Hanging around until the sun filly rises showcases the stunning beauty of the mountains peaking through the clouds before the sun melts away the marine layer. I make my way back down to my waiting Landcruiser and we head to the valley below so I can hike to the top of a still smoldering volcano. 

The drive through the valley is a mix of old and new, the 1970's Land Cruisers and the Tenggerese horsemen of Bromo who eek out a living offering rides and carrying bags for tourists visiting the mountains they have called home since the 15th century. They claim to be the descendants of Jaka Seger and Roro Anteng Hindu Prices from the Majapahit Empire, who retreated to the mountains as Islam took over the island of Java. Life at the base of one of the world's most active volcanos is difficult as the flow of tourists depends on if the volcano is erupting, which it has nine times since 2004.

I opted to take the FJ to the base of the volcano because with the crowds and cold morning, it can be a few hours of hiking to get there, and I am looking forward to breakfast back at my hotel. The air is still wet, dust mixed with ash is stirred up by the combination of 4X4s and galloping horses. The thickness of the air makes breathing difficult, bring a scarf or bandana so you can at least filter some of the dust as you make your way to the trail.

For a few bucks, you can rent a tiny horse to ride to the trailhead, but I opt to walk through the sea of horses and tourists, snapping pictures as I go. People negotiate the prices for a ride to the base of the volcano, others just want to take a photo sitting on the horse for a small gratuity. To say you "hike" the volcano is a bit of a stretch, yes you do climb from the base to the top of the rim, where you can look down into the smoking crater, but you do so via a large staircase.
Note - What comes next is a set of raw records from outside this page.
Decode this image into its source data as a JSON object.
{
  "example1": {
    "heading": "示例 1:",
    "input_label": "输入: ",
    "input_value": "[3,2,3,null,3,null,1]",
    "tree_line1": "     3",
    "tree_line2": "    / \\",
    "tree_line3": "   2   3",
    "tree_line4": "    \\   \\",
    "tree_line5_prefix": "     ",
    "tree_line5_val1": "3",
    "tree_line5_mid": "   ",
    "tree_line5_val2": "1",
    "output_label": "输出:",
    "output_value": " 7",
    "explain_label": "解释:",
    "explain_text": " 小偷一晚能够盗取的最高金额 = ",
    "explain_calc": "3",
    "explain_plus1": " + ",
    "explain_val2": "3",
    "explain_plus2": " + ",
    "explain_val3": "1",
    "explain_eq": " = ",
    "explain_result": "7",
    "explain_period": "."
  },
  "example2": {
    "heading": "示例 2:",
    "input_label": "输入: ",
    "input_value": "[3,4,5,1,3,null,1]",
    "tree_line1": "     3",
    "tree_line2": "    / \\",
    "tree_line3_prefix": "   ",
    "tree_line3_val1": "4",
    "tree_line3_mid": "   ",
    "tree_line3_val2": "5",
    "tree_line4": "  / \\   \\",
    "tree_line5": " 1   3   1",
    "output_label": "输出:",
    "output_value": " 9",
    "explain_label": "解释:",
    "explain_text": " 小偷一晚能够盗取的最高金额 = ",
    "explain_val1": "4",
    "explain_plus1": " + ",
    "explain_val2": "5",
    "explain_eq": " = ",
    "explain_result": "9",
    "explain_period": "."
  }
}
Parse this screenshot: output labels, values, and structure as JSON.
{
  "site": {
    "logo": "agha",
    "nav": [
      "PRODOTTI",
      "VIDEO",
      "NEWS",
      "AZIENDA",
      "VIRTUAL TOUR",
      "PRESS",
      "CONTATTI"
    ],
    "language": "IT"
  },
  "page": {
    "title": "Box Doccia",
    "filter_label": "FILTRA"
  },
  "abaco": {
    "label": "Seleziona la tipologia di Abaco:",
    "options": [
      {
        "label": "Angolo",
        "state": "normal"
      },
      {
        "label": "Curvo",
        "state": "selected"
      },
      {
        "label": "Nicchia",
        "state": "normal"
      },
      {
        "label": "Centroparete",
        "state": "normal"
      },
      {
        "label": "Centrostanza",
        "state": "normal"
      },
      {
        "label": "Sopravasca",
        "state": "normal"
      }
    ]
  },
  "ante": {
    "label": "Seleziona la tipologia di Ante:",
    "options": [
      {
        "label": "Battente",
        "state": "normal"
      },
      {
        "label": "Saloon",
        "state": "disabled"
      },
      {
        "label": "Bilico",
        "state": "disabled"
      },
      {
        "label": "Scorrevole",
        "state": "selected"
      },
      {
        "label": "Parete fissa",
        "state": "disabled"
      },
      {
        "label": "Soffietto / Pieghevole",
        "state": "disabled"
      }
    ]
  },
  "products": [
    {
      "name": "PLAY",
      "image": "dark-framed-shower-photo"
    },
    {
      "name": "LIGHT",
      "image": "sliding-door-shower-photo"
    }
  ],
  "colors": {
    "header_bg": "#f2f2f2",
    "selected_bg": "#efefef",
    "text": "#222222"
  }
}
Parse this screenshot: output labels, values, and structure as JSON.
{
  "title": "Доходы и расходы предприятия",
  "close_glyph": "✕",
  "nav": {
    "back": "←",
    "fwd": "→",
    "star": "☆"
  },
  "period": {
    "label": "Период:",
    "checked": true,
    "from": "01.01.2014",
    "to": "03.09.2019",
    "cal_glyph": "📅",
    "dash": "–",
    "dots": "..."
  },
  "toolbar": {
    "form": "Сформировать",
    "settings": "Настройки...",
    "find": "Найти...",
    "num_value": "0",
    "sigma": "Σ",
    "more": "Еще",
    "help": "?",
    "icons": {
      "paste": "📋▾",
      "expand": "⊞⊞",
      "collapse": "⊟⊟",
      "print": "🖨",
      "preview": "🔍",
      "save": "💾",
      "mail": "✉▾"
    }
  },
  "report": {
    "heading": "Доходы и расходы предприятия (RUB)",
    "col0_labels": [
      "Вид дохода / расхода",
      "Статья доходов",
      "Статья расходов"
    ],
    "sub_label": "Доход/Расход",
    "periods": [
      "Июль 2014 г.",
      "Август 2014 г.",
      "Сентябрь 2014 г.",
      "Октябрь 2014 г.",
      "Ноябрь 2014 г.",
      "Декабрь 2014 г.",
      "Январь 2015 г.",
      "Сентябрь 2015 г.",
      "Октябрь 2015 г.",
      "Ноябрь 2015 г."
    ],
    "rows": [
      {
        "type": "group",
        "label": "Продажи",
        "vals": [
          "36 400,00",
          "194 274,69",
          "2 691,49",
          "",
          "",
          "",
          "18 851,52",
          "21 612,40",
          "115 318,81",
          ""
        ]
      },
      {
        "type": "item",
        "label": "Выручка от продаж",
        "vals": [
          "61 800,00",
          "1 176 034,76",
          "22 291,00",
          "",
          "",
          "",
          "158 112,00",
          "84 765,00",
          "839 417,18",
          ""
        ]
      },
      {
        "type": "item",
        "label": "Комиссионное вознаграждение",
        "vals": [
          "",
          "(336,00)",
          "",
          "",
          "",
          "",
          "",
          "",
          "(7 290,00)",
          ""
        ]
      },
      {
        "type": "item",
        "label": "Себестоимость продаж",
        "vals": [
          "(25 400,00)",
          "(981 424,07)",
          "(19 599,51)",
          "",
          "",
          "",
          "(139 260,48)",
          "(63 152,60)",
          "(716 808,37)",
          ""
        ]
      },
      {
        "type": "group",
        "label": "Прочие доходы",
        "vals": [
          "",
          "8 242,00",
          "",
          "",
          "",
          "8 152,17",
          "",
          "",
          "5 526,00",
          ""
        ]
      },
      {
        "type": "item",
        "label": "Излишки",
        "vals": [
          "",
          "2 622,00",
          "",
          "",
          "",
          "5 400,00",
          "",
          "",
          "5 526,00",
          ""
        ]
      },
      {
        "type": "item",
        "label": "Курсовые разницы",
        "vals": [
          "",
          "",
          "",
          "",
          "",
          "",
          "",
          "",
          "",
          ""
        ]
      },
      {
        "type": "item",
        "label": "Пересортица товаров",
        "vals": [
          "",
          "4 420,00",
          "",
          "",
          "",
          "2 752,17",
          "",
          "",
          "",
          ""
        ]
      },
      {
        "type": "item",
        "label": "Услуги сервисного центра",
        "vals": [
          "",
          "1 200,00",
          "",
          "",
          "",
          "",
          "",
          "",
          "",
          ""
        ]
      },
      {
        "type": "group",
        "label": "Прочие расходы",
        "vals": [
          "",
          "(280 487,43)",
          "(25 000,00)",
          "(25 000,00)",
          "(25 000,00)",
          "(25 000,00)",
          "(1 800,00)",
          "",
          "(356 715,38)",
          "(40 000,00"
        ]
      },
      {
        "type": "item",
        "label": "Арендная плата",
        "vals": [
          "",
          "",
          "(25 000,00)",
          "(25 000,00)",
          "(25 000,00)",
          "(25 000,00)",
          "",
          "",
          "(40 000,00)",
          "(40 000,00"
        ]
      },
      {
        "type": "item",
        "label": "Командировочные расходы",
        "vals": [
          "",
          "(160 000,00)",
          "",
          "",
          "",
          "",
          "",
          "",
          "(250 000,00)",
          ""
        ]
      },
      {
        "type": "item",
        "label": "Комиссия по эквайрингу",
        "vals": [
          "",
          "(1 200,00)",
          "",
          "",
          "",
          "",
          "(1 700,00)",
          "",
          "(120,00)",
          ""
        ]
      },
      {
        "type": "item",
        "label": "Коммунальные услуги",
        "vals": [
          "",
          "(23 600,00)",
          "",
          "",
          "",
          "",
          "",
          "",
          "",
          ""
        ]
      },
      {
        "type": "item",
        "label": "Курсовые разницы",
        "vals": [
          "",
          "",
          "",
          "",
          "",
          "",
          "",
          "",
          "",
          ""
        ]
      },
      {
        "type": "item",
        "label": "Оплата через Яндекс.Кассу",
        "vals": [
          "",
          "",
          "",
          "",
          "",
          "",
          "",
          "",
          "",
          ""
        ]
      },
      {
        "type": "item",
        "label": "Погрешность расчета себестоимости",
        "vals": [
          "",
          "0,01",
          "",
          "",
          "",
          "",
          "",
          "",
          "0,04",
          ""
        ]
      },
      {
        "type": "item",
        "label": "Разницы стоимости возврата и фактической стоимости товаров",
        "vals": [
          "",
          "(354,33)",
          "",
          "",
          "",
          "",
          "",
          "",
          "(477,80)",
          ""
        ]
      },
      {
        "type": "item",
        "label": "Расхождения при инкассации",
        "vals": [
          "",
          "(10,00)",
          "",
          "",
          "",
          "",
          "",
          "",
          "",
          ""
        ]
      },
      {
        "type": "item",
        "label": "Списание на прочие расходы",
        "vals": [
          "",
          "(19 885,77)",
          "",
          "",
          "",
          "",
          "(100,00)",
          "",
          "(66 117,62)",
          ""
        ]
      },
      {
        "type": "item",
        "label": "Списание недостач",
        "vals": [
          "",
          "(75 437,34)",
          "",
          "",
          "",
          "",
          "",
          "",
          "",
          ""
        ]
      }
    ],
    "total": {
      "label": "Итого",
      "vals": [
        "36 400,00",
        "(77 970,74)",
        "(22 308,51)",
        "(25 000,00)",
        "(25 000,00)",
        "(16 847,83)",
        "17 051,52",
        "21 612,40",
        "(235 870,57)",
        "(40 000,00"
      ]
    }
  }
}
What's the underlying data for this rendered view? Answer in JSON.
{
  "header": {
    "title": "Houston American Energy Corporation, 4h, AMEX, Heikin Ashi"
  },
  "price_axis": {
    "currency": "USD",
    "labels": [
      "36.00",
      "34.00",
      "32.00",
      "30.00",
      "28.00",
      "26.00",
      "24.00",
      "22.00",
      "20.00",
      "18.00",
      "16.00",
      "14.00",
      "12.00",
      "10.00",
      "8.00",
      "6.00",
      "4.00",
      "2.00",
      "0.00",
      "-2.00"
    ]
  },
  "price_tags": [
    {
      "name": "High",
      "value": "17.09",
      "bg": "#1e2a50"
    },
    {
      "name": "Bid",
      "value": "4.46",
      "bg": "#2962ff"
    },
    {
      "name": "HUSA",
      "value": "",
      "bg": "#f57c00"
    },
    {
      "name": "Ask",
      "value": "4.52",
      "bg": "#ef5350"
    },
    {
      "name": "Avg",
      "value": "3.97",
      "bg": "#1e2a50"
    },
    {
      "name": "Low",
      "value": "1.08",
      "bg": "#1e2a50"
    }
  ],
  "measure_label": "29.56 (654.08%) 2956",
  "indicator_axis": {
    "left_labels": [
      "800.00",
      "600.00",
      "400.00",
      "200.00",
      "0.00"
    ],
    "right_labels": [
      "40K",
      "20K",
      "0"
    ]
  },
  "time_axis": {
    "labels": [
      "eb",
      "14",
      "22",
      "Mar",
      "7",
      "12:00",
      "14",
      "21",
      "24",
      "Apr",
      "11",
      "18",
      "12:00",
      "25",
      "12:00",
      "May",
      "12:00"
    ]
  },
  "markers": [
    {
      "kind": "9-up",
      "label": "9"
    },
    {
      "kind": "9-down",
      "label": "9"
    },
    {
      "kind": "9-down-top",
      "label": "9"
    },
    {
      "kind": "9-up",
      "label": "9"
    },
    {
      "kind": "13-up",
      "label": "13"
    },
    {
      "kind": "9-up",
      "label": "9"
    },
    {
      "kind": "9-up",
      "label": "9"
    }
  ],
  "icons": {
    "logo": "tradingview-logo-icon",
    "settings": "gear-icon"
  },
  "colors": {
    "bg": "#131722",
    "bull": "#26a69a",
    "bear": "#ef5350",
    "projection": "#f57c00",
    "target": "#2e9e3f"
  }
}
Still, the view once you get to the top is worth it an expansive valley that has been wiped clean by a previous eruption, contrasting against a blue sky and green mountains.

If you want to plan your own visit to Mount Bromo head over to the official tourism site Wonderful Indonesia.